→ **Task**
For this exercise, repeat every line of the material exactly.

→ **Records for this task**
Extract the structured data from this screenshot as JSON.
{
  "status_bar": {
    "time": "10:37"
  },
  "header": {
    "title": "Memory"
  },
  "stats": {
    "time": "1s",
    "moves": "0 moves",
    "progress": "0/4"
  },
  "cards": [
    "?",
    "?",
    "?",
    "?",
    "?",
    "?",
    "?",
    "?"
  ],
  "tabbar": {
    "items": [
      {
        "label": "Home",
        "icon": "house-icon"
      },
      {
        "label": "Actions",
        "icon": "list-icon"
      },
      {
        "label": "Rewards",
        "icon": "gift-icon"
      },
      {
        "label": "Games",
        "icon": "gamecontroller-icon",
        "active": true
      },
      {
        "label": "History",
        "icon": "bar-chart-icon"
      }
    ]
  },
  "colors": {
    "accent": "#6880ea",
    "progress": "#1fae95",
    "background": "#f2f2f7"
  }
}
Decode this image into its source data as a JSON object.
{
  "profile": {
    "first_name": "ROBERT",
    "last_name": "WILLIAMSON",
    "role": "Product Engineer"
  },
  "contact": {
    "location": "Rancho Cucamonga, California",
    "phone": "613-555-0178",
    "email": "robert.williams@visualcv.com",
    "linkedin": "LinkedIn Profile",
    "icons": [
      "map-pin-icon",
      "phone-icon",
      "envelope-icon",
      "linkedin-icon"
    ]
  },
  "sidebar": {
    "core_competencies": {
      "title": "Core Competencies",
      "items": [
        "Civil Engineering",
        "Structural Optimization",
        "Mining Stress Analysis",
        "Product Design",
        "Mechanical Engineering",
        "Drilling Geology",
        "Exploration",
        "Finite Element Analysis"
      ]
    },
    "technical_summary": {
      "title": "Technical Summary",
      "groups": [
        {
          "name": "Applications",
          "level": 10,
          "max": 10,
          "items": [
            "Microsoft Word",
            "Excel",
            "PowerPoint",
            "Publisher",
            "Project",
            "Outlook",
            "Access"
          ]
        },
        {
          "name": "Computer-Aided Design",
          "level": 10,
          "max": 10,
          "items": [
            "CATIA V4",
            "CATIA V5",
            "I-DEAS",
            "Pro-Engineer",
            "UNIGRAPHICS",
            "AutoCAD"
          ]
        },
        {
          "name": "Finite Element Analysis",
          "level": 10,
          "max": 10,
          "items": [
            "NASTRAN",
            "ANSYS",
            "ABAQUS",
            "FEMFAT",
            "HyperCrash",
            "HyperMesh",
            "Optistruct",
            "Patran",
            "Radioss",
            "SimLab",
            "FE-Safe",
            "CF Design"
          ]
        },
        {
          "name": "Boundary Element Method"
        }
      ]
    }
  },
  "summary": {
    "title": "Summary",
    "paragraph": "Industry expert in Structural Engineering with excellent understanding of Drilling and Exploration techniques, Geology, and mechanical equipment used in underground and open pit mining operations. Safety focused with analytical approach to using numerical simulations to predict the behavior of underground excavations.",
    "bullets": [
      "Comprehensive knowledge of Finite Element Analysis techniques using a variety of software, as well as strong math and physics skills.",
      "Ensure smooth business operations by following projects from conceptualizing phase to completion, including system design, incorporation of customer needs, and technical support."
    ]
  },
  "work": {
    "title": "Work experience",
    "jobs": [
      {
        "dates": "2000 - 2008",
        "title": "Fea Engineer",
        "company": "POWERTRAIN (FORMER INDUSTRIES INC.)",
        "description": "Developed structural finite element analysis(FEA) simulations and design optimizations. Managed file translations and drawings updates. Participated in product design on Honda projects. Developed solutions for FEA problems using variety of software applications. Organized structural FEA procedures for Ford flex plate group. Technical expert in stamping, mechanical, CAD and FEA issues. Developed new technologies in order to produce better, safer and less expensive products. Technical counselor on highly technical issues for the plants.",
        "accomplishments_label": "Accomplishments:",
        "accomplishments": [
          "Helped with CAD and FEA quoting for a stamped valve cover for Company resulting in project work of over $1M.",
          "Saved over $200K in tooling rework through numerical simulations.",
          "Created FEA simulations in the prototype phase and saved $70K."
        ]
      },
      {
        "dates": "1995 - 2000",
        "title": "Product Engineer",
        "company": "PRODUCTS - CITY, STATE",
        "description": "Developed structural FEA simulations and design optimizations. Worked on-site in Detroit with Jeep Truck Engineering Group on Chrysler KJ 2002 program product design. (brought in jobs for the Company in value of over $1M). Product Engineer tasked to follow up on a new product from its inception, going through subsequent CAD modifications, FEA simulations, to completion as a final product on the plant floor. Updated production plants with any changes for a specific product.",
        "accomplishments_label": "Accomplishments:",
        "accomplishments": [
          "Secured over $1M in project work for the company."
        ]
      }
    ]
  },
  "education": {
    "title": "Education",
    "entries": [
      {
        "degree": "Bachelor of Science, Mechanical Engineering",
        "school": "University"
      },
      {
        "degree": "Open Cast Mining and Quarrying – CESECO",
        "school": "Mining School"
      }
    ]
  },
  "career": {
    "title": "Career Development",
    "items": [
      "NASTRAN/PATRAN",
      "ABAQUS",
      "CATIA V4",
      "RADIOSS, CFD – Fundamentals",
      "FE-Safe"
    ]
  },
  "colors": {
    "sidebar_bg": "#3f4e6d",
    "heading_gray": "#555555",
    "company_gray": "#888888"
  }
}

→ **Answer to this exercise**
Extract the structured data from this screenshot as JSON.
{
  "status_bar": {
    "time": "10:37"
  },
  "header": {
    "title": "Memory"
  },
  "stats": {
    "time": "1s",
    "moves": "0 moves",
    "progress": "0/4"
  },
  "cards": [
    "?",
    "?",
    "?",
    "?",
    "?",
    "?",
    "?",
    "?"
  ],
  "tabbar": {
    "items": [
      {
        "label": "Home",
        "icon": "house-icon"
      },
      {
        "label": "Actions",
        "icon": "list-icon"
      },
      {
        "label": "Rewards",
        "icon": "gift-icon"
      },
      {
        "label": "Games",
        "icon": "gamecontroller-icon",
        "active": true
      },
      {
        "label": "History",
        "icon": "bar-chart-icon"
      }
    ]
  },
  "colors": {
    "accent": "#6880ea",
    "progress": "#1fae95",
    "background": "#f2f2f7"
  }
}
Decode this image into its source data as a JSON object.
{
  "profile": {
    "first_name": "ROBERT",
    "last_name": "WILLIAMSON",
    "role": "Product Engineer"
  },
  "contact": {
    "location": "Rancho Cucamonga, California",
    "phone": "613-555-0178",
    "email": "robert.williams@visualcv.com",
    "linkedin": "LinkedIn Profile",
    "icons": [
      "map-pin-icon",
      "phone-icon",
      "envelope-icon",
      "linkedin-icon"
    ]
  },
  "sidebar": {
    "core_competencies": {
      "title": "Core Competencies",
      "items": [
        "Civil Engineering",
        "Structural Optimization",
        "Mining Stress Analysis",
        "Product Design",
        "Mechanical Engineering",
        "Drilling Geology",
        "Exploration",
        "Finite Element Analysis"
      ]
    },
    "technical_summary": {
      "title": "Technical Summary",
      "groups": [
        {
          "name": "Applications",
          "level": 10,
          "max": 10,
          "items": [
            "Microsoft Word",
            "Excel",
            "PowerPoint",
            "Publisher",
            "Project",
            "Outlook",
            "Access"
          ]
        },
        {
          "name": "Computer-Aided Design",
          "level": 10,
          "max": 10,
          "items": [
            "CATIA V4",
            "CATIA V5",
            "I-DEAS",
            "Pro-Engineer",
            "UNIGRAPHICS",
            "AutoCAD"
          ]
        },
        {
          "name": "Finite Element Analysis",
          "level": 10,
          "max": 10,
          "items": [
            "NASTRAN",
            "ANSYS",
            "ABAQUS",
            "FEMFAT",
            "HyperCrash",
            "HyperMesh",
            "Optistruct",
            "Patran",
            "Radioss",
            "SimLab",
            "FE-Safe",
            "CF Design"
          ]
        },
        {
          "name": "Boundary Element Method"
        }
      ]
    }
  },
  "summary": {
    "title": "Summary",
    "paragraph": "Industry expert in Structural Engineering with excellent understanding of Drilling and Exploration techniques, Geology, and mechanical equipment used in underground and open pit mining operations. Safety focused with analytical approach to using numerical simulations to predict the behavior of underground excavations.",
    "bullets": [
      "Comprehensive knowledge of Finite Element Analysis techniques using a variety of software, as well as strong math and physics skills.",
      "Ensure smooth business operations by following projects from conceptualizing phase to completion, including system design, incorporation of customer needs, and technical support."
    ]
  },
  "work": {
    "title": "Work experience",
    "jobs": [
      {
        "dates": "2000 - 2008",
        "title": "Fea Engineer",
        "company": "POWERTRAIN (FORMER INDUSTRIES INC.)",
        "description": "Developed structural finite element analysis(FEA) simulations and design optimizations. Managed file translations and drawings updates. Participated in product design on Honda projects. Developed solutions for FEA problems using variety of software applications. Organized structural FEA procedures for Ford flex plate group. Technical expert in stamping, mechanical, CAD and FEA issues. Developed new technologies in order to produce better, safer and less expensive products. Technical counselor on highly technical issues for the plants.",
        "accomplishments_label": "Accomplishments:",
        "accomplishments": [
          "Helped with CAD and FEA quoting for a stamped valve cover for Company resulting in project work of over $1M.",
          "Saved over $200K in tooling rework through numerical simulations.",
          "Created FEA simulations in the prototype phase and saved $70K."
        ]
      },
      {
        "dates": "1995 - 2000",
        "title": "Product Engineer",
        "company": "PRODUCTS - CITY, STATE",
        "description": "Developed structural FEA simulations and design optimizations. Worked on-site in Detroit with Jeep Truck Engineering Group on Chrysler KJ 2002 program product design. (brought in jobs for the Company in value of over $1M). Product Engineer tasked to follow up on a new product from its inception, going through subsequent CAD modifications, FEA simulations, to completion as a final product on the plant floor. Updated production plants with any changes for a specific product.",
        "accomplishments_label": "Accomplishments:",
        "accomplishments": [
          "Secured over $1M in project work for the company."
        ]
      }
    ]
  },
  "education": {
    "title": "Education",
    "entries": [
      {
        "degree": "Bachelor of Science, Mechanical Engineering",
        "school": "University"
      },
      {
        "degree": "Open Cast Mining and Quarrying – CESECO",
        "school": "Mining School"
      }
    ]
  },
  "career": {
    "title": "Career Development",
    "items": [
      "NASTRAN/PATRAN",
      "ABAQUS",
      "CATIA V4",
      "RADIOSS, CFD – Fundamentals",
      "FE-Safe"
    ]
  },
  "colors": {
    "sidebar_bg": "#3f4e6d",
    "heading_gray": "#555555",
    "company_gray": "#888888"
  }
}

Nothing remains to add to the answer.